Academic Article


  • Background: West Nile virus (WNV) is a virus of the family Flaviviridae. The main route of human infection is through the bite of an infected mosquito. Approximately 90% of WNV infections in humans are asymptomatic, but neurologic manifestations can be severe. Methods: This study reviews the clinical profile of cases with neuroinvasive West Nile infection (NWNI) reported by the Surveillance program of the government of Saskatchewan in the Saskatoon Health Region (SHR). In 2007, 1456 cases of human West Nile cases were reported by the government of Saskatchewan in the whole province. One hundred and thirteen cases had severe symptoms of NWNI (8%), 1172 (80%) cases had mild symptoms of WNI and 171 (12%) had asymptomatic disease. Three hundred and fifty six cases were reported in the SHR, where 57 (16%) fulfilled criteria for NWNI. Results: From the 57 cases, 39 (68%) were females. Nine (16%) patients had a history of recent camping, two (4%) reported outdoor sports and four (8%) reported outdoor activities not otherwise specified. Twenty five patients had headache (43.9%), 25 confusion (42.1%), 23 meningitis (40.4%), 17 encephalitis (29.8%), 14 encephalopathy (24.6%), 11 meningoencephalitis (19.3%), 10 tremor (17.5%), acute flaccid paralysis 10 (17.5%), myoclonus 1 (1.8%), nystagmus 2 (3.5%), diplopia 2 (3.5%), dizziness 2 (3.5%). Three patients died related with comorbidities during admission. Conclusion: During a year of high occurrence of WNI in Saskatchewan, 16% of cases developed NWNI. The recognition of neurological complications associated with WNI is important to improve their referral to tertiary centers.
  • Authors

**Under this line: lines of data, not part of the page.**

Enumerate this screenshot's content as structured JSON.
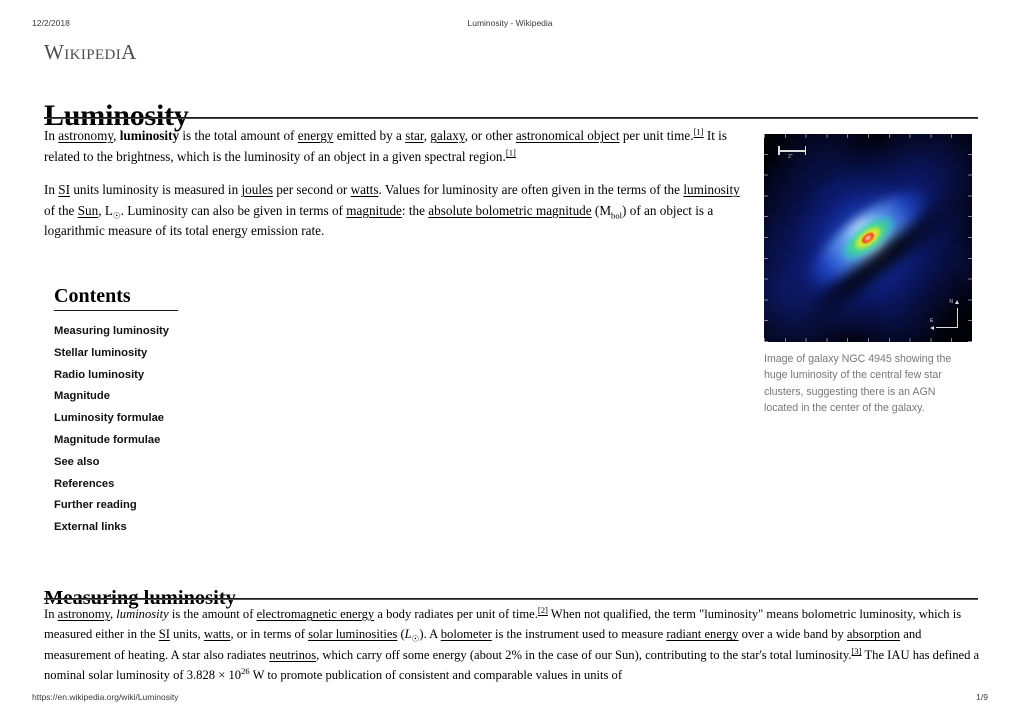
{
  "print_header": {
    "date": "12/2/2018",
    "doc_title": "Luminosity - Wikipedia"
  },
  "branding": {
    "wordmark": "WikipediA"
  },
  "article": {
    "title": "Luminosity",
    "intro": {
      "p1": {
        "t1": "In ",
        "link_astronomy": "astronomy",
        "t2": ", ",
        "bold_luminosity": "luminosity",
        "t3": " is the total amount of ",
        "link_energy": "energy",
        "t4": " emitted by a ",
        "link_star": "star",
        "t5": ", ",
        "link_galaxy": "galaxy",
        "t6": ", or other ",
        "link_astro_object": "astronomical object",
        "t7": " per unit time.",
        "ref1": "[1]",
        "t8": " It is related to the brightness, which is the luminosity of an object in a given spectral region.",
        "ref2": "[1]"
      },
      "p2": {
        "t1": "In ",
        "link_si": "SI",
        "t2": " units luminosity is measured in ",
        "link_joules": "joules",
        "t3": " per second or ",
        "link_watts": "watts",
        "t4": ". Values for luminosity are often given in the terms of the ",
        "link_luminosity": "luminosity",
        "t5": " of the ",
        "link_sun": "Sun",
        "t6": ", L",
        "sun_symbol": "☉",
        "t7": ". Luminosity can also be given in terms of ",
        "link_magnitude": "magnitude",
        "t8": ": the ",
        "link_abs_bol_mag": "absolute bolometric magnitude",
        "t9": " (M",
        "sub_bol": "bol",
        "t10": ") of an object is a logarithmic measure of its total energy emission rate."
      }
    }
  },
  "contents": {
    "heading": "Contents",
    "items": [
      {
        "label": "Measuring luminosity"
      },
      {
        "label": "Stellar luminosity"
      },
      {
        "label": "Radio luminosity"
      },
      {
        "label": "Magnitude"
      },
      {
        "label": "Luminosity formulae"
      },
      {
        "label": "Magnitude formulae"
      },
      {
        "label": "See also"
      },
      {
        "label": "References"
      },
      {
        "label": "Further reading"
      },
      {
        "label": "External links"
      }
    ]
  },
  "figure": {
    "scale_label": "2\"",
    "compass_n": "N",
    "compass_e": "E",
    "caption": "Image of galaxy NGC 4945 showing the huge luminosity of the central few star clusters, suggesting there is an AGN located in the center of the galaxy.",
    "colors": {
      "background": "#010108",
      "halo_blue": "#3c6eff",
      "core_green": "#78ff5a",
      "core_yellow": "#fffa3c",
      "core_red": "#ff5a28"
    }
  },
  "section_measuring": {
    "heading": "Measuring luminosity",
    "body": {
      "t1": "In ",
      "link_astronomy": "astronomy",
      "t2": ", ",
      "ital_luminosity": "luminosity",
      "t3": " is the amount of ",
      "link_em_energy": "electromagnetic energy",
      "t4": " a body radiates per unit of time.",
      "ref1": "[2]",
      "t5": " When not qualified, the term \"luminosity\" means bolometric luminosity, which is measured either in the ",
      "link_si": "SI",
      "t6": " units, ",
      "link_watts": "watts",
      "t7": ", or in terms of ",
      "link_solar_lum": "solar luminosities",
      "t8": " (",
      "ital_L": "L",
      "sun_symbol": "☉",
      "t9": "). A ",
      "link_bolometer": "bolometer",
      "t10": " is the instrument used to measure ",
      "link_radiant_energy": "radiant energy",
      "t11": " over a wide band by ",
      "link_absorption": "absorption",
      "t12": " and measurement of heating. A star also radiates ",
      "link_neutrinos": "neutrinos",
      "t13": ", which carry off some energy (about 2% in the case of our Sun), contributing to the star's total luminosity.",
      "ref2": "[3]",
      "t14": " The IAU has defined a nominal solar luminosity of ",
      "value_number": "3.828 × 10",
      "value_exponent": "26",
      "t15": " W to promote publication of consistent and comparable values in units of"
    }
  },
  "print_footer": {
    "url": "https://en.wikipedia.org/wiki/Luminosity",
    "page": "1/9"
  }
}
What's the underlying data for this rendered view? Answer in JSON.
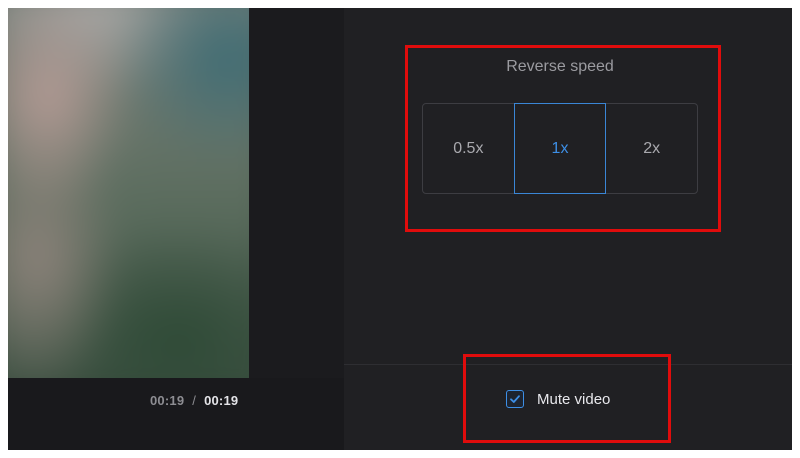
{
  "player": {
    "current_time": "00:19",
    "separator": "/",
    "total_time": "00:19"
  },
  "reverse_speed": {
    "title": "Reverse speed",
    "options": [
      {
        "label": "0.5x",
        "selected": false
      },
      {
        "label": "1x",
        "selected": true
      },
      {
        "label": "2x",
        "selected": false
      }
    ]
  },
  "mute": {
    "label": "Mute video",
    "checked": true,
    "icon": "check-icon"
  },
  "colors": {
    "accent": "#3d8fe6",
    "highlight": "#e00c0c",
    "panel": "#202023",
    "video_bg": "#19191c"
  }
}
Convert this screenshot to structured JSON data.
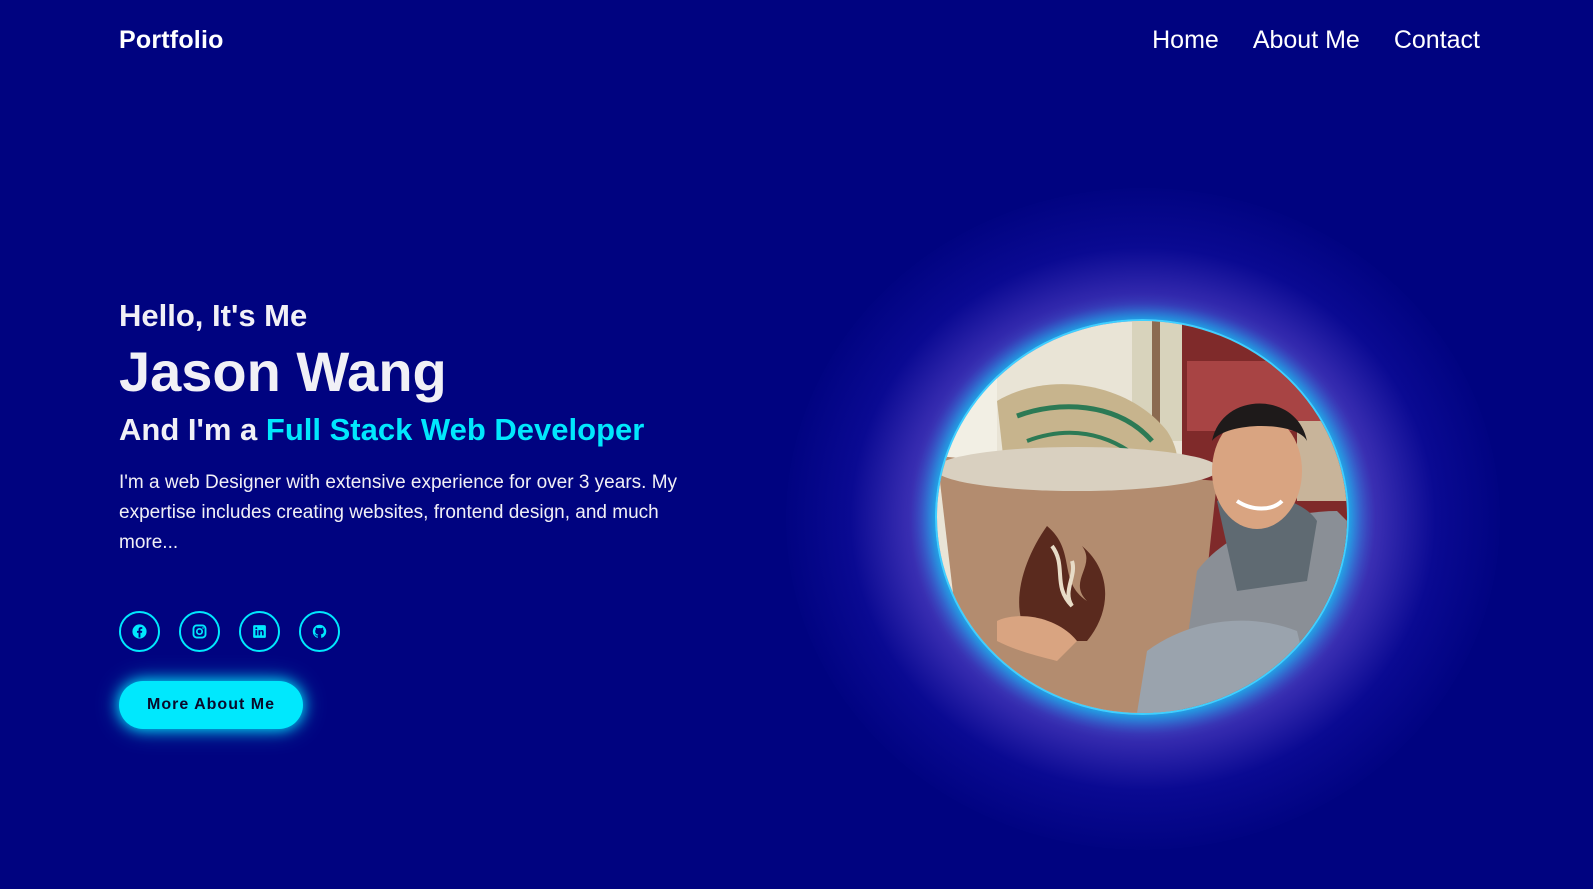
{
  "header": {
    "logo": "Portfolio",
    "nav": [
      {
        "label": "Home"
      },
      {
        "label": "About Me"
      },
      {
        "label": "Contact"
      }
    ]
  },
  "hero": {
    "greeting": "Hello, It's Me",
    "name": "Jason Wang",
    "role_prefix": "And I'm a ",
    "role_highlight": "Full Stack Web Developer",
    "description": "I'm a web Designer with extensive experience for over 3 years. My expertise includes creating websites, frontend design, and much more...",
    "socials": [
      {
        "icon": "facebook-icon"
      },
      {
        "icon": "instagram-icon"
      },
      {
        "icon": "linkedin-icon"
      },
      {
        "icon": "github-icon"
      }
    ],
    "cta_label": "More About Me",
    "photo_alt": "Jason Wang"
  },
  "colors": {
    "background": "#000380",
    "accent": "#00e8fd",
    "text": "#f1f0f6"
  }
}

    Digital Object Identifier (doi)

    Author List

  • Téllez-Zenteno JF; Hunter G; Hernández-Ronquillo L; Haghir E
  • Start Page

  • 580
  • End Page

  • 584
  • Volume

  • 40
  • Issue

  • 4